The tickets were $25 each, the hats were $30, and the popcorn featured unlimited refills. We didn’t have to pay for parking, and every single member of the concourse staff greeted us with a huge smile. Such is the experience when you go to a hockey night in Sunrise, Florida.
When we went to Florida for a week chasing animals on our winter vacation, one of the first things I did was check the Florida Panthers‘ schedule to see if the team would be in town. They had a Friday night tilt against the St Louis Blues during our stay, and so I started looking for tickets.
I had heard stories about how tickets in Florida go for a song, one of the deals around Christmas had $99 packages that included 4 tickets and hot dogs. While the lower bowl tickets were cheaper than Canadian NHL teams, they were still over $100 list.
So I dug into StubHub and quickly found a pair of upper bowl seats.
I had season tickets for the Vancouver Canucks with a similar view a few years ago for triple the price we paid.
The arena looked like it was 40% full, there were upper deck sections that were completely empty and the lower bowl and scattered empty seats. It wasn’t the hollow experience I’d heard about, but the arena wasn’t full. Officially, the attendance was at 72% capacity on a Friday night featuring a tilt between two top NHL teams. So that shows what I know about crowd estimates.
While the crowd felt sparse, the people who were there new their stuff. There were jerseys everywhere, and the fans cheered in all the right spots and even jeered former Panther Jay Boumeester whenever the current Blue touched the puck.
Sure, the fans behind us were explaining the rules of hockey to a friend, but you could see that at any rink in the NHL.
When you go to catch a Florida Panthers game at the BB&T Center, park for free at Sawgrass Mills across the street. It’s a huge mall featuring outlets, restaurants, movie theatres, and more. While Zacharie and I went to the hockey game, my wife and Charlie stayed behind to watch a movie.
You’ll need to make a day of it when you go to a game, Sunrise, Florida is an hour northwest of Miami, and a good 40 minute drive from the dense populations lining the Atlantic coast. It’s on the edge of the Everglades, almost in the middle of nowhere.
10 minutes from the arena, my sons and I chased alligators and turtles at the Sawgrass Recreation Area, the arena is in a terrible location.
But they put on a good show. The Florida Panthers are a fun team, the arena is bright, open, and clean. The tickets are cheap, the popcorn plentiful, and the service staff smiling the entire night.
Which made me wonder what would happen if/when the Calgary Flames get the new arena they’ve been canvassing for.I don’t disagree that Calgary needs a new arena, and a new stadium, and a field house. Our Saddledome isn’t equipped to bring in big events, the sight lines for the press level seats are terrible, and it’s more than 30 yrs old.
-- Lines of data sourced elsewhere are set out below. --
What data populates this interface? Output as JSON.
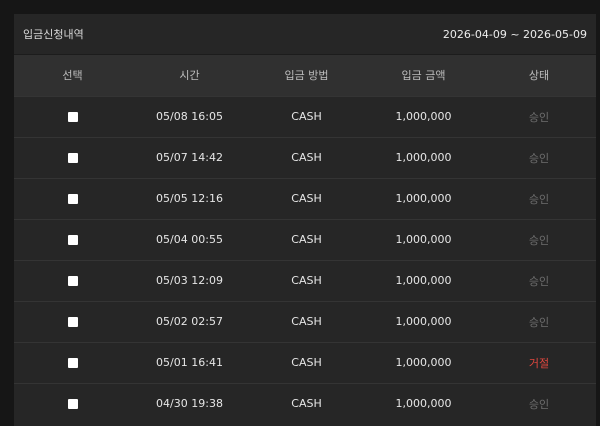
{
  "panel": {
    "title": "입금신청내역",
    "date_range": "2026-04-09 ~ 2026-05-09"
  },
  "columns": [
    "선택",
    "시간",
    "입금 방법",
    "입금 금액",
    "상태"
  ],
  "colors": {
    "approved": "#6d6d6d",
    "rejected": "#e0473e"
  },
  "rows": [
    {
      "time": "05/08 16:05",
      "method": "CASH",
      "amount": "1,000,000",
      "status": "승인",
      "state": "approved"
    },
    {
      "time": "05/07 14:42",
      "method": "CASH",
      "amount": "1,000,000",
      "status": "승인",
      "state": "approved"
    },
    {
      "time": "05/05 12:16",
      "method": "CASH",
      "amount": "1,000,000",
      "status": "승인",
      "state": "approved"
    },
    {
      "time": "05/04 00:55",
      "method": "CASH",
      "amount": "1,000,000",
      "status": "승인",
      "state": "approved"
    },
    {
      "time": "05/03 12:09",
      "method": "CASH",
      "amount": "1,000,000",
      "status": "승인",
      "state": "approved"
    },
    {
      "time": "05/02 02:57",
      "method": "CASH",
      "amount": "1,000,000",
      "status": "승인",
      "state": "approved"
    },
    {
      "time": "05/01 16:41",
      "method": "CASH",
      "amount": "1,000,000",
      "status": "거절",
      "state": "rejected"
    },
    {
      "time": "04/30 19:38",
      "method": "CASH",
      "amount": "1,000,000",
      "status": "승인",
      "state": "approved"
    }
  ]
}
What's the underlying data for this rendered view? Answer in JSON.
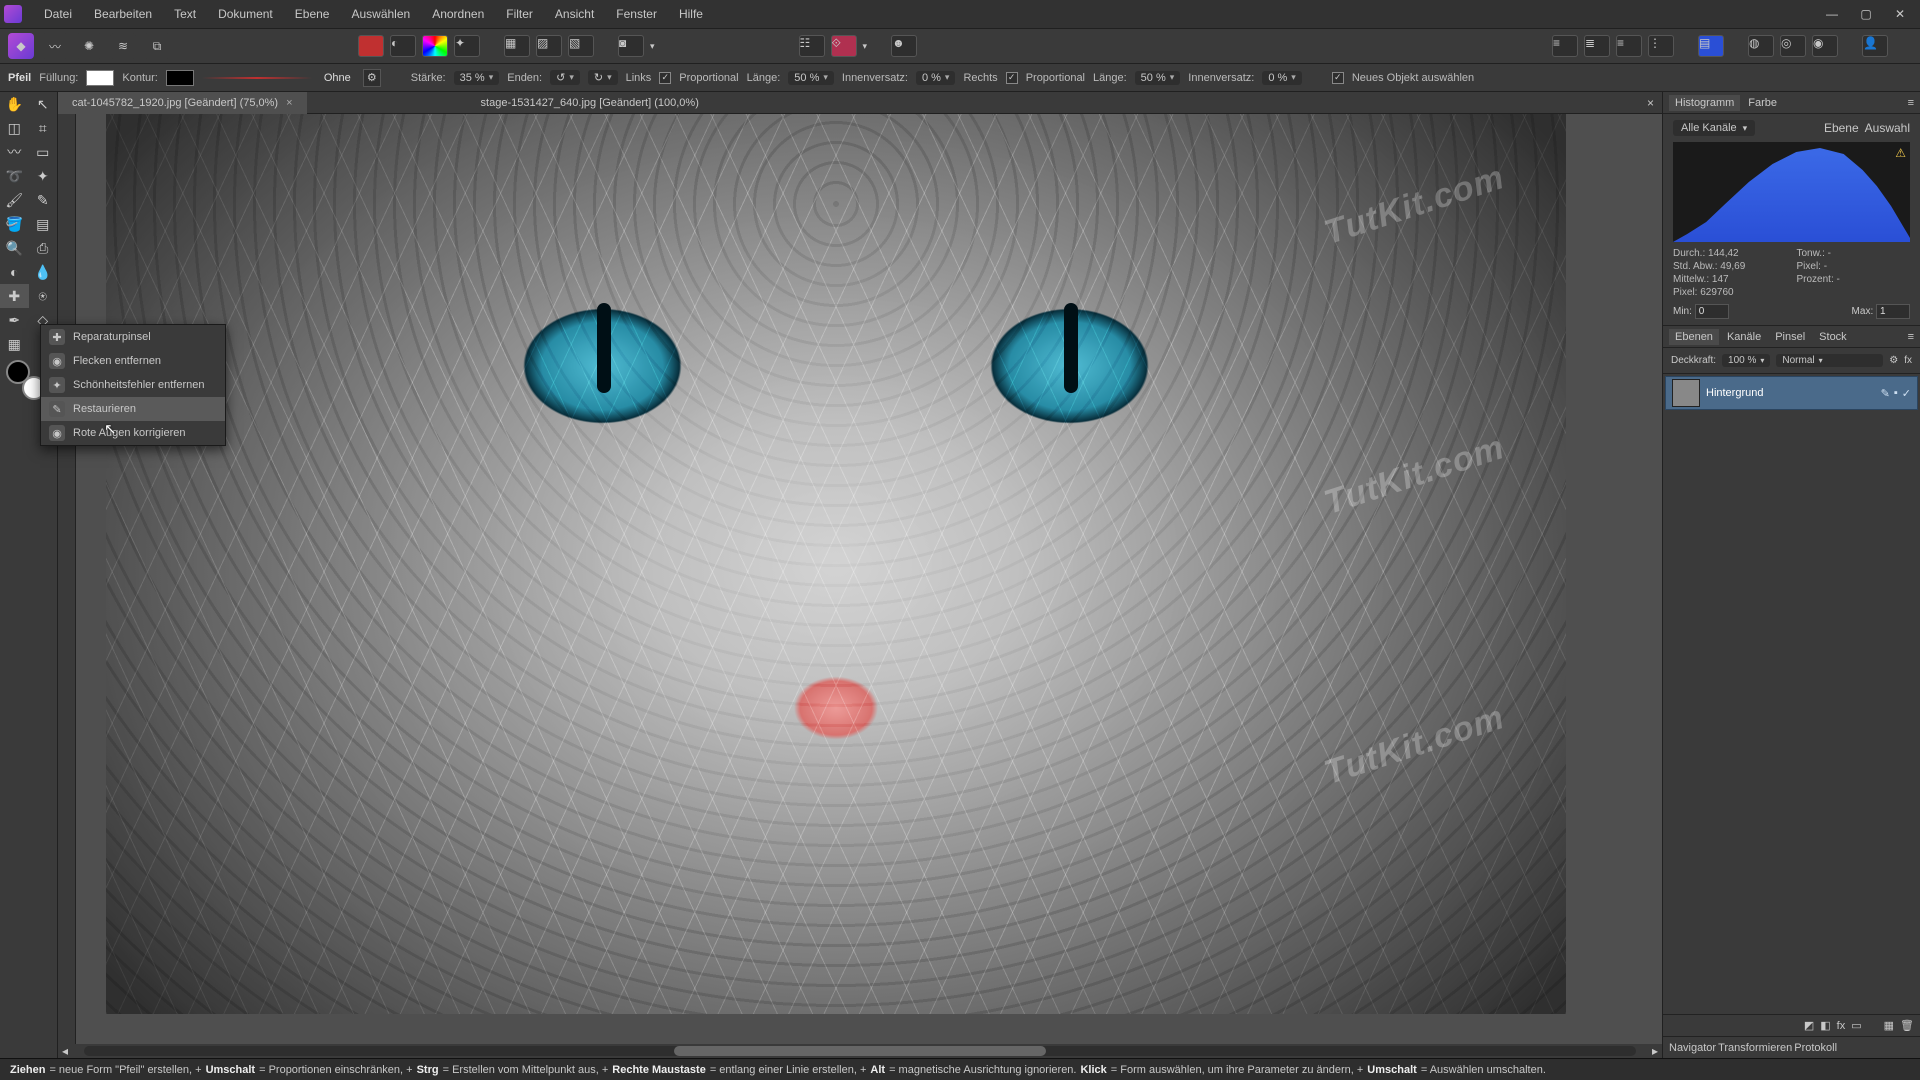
{
  "menu": {
    "items": [
      "Datei",
      "Bearbeiten",
      "Text",
      "Dokument",
      "Ebene",
      "Auswählen",
      "Anordnen",
      "Filter",
      "Ansicht",
      "Fenster",
      "Hilfe"
    ]
  },
  "window_controls": {
    "min": "—",
    "max": "▢",
    "close": "✕"
  },
  "options": {
    "tool": "Pfeil",
    "fill_label": "Füllung:",
    "stroke_label": "Kontur:",
    "none_label": "Ohne",
    "strength_label": "Stärke:",
    "strength_value": "35 %",
    "ends_label": "Enden:",
    "links_label": "Links",
    "prop_label": "Proportional",
    "length_label": "Länge:",
    "length_left": "50 %",
    "inset_label": "Innenversatz:",
    "inset_left": "0 %",
    "rechts_label": "Rechts",
    "length_right": "50 %",
    "inset_right": "0 %",
    "newobj_label": "Neues Objekt auswählen"
  },
  "tabs": [
    {
      "label": "cat-1045782_1920.jpg [Geändert] (75,0%)",
      "active": true
    },
    {
      "label": "stage-1531427_640.jpg [Geändert] (100,0%)",
      "active": false
    }
  ],
  "flyout": {
    "items": [
      {
        "label": "Reparaturpinsel"
      },
      {
        "label": "Flecken entfernen"
      },
      {
        "label": "Schönheitsfehler entfernen"
      },
      {
        "label": "Restaurieren",
        "hl": true
      },
      {
        "label": "Rote Augen korrigieren"
      }
    ]
  },
  "watermark": "TutKit.com",
  "right": {
    "hist_tab": "Histogramm",
    "color_tab": "Farbe",
    "channel_sel": "Alle Kanäle",
    "ebene_btn": "Ebene",
    "auswahl_btn": "Auswahl",
    "stats": {
      "durch": "Durch.: 144,42",
      "stdabw": "Std. Abw.: 49,69",
      "mittelw": "Mittelw.: 147",
      "pixel": "Pixel: 629760",
      "tonw": "Tonw.: -",
      "pixel2": "Pixel: -",
      "prozent": "Prozent: -"
    },
    "min_label": "Min:",
    "min_val": "0",
    "max_label": "Max:",
    "max_val": "1",
    "layer_tabs": [
      "Ebenen",
      "Kanäle",
      "Pinsel",
      "Stock"
    ],
    "opacity_label": "Deckkraft:",
    "opacity_val": "100 %",
    "blend_val": "Normal",
    "layer_name": "Hintergrund",
    "nav_tabs": [
      "Navigator",
      "Transformieren",
      "Protokoll"
    ]
  },
  "status": {
    "parts": [
      {
        "b": "Ziehen"
      },
      {
        "t": " = neue Form \"Pfeil\" erstellen, +"
      },
      {
        "b": "Umschalt"
      },
      {
        "t": " = Proportionen einschränken, +"
      },
      {
        "b": "Strg"
      },
      {
        "t": " = Erstellen vom Mittelpunkt aus, +"
      },
      {
        "b": "Rechte Maustaste"
      },
      {
        "t": " = entlang einer Linie erstellen, +"
      },
      {
        "b": "Alt"
      },
      {
        "t": " = magnetische Ausrichtung ignorieren. "
      },
      {
        "b": "Klick"
      },
      {
        "t": " = Form auswählen, um ihre Parameter zu ändern, +"
      },
      {
        "b": "Umschalt"
      },
      {
        "t": " = Auswählen umschalten."
      }
    ]
  },
  "chart_data": {
    "type": "area",
    "title": "Histogramm",
    "xlabel": "",
    "ylabel": "",
    "xlim": [
      0,
      255
    ],
    "series": [
      {
        "name": "Alle Kanäle",
        "x": [
          0,
          20,
          40,
          60,
          80,
          100,
          120,
          140,
          147,
          160,
          180,
          200,
          220,
          240,
          255
        ],
        "values": [
          2,
          6,
          14,
          26,
          44,
          66,
          84,
          94,
          96,
          92,
          76,
          54,
          32,
          14,
          4
        ]
      }
    ],
    "stats": {
      "mean": 144.42,
      "stddev": 49.69,
      "median": 147,
      "pixels": 629760
    },
    "min": 0,
    "max": 1
  }
}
By the time a new arena gets built, the old ‘dome will be pushing 40 and will be well past its prime.
Have a look over at the just about 60 yr old McMahon Stadium and it’s hard to make an argument agains the need for new facilities in Calgary.
But who should pay for it? We all saw what happened in Edmonton when owner Daryl Katz made subtle threats to move the team to Seattle. It worked and the Oilers will move into a new barn next year. The Flames haven’t been so bold, but they have been on the offensive with the Calgary Next proposal.
After tweeting about my experience in Florida, I was contacted by the team at Calgary Next. They invited me out for coffee to lay out the pitch about why the arena was needed, why the location was great, and how it would be funded.
It still didn’t add up to me. If this area is so perfect, this location so great, why wouldn’t the Flames gobble up all the land and develop it (again, as the Canucks did on a corner of their property).The pitch is basically: we’ll pay for a bit of the arena and give you something awesome to build around making the City some money because other people will build around us. We’re a cherry on top, sprinkles will want to come.
I’m still not sold.
As a parent, when my kids see the next big shiny thing I often have to triage my decisions instantly into ‘need’ or ‘want.’ I agree we need a new arena in Calgary.
And, after seeing hockey in Florida in a big, bright, new arena, I’m a fan of the Calgary Next idea of a revitalized West Village with a stadium and arena at the hub.
But, as someone who saw an ownership group in Vancouver fund and build their own downtown arena, I lean towards insisting the Flames do it on their own.
What do you think?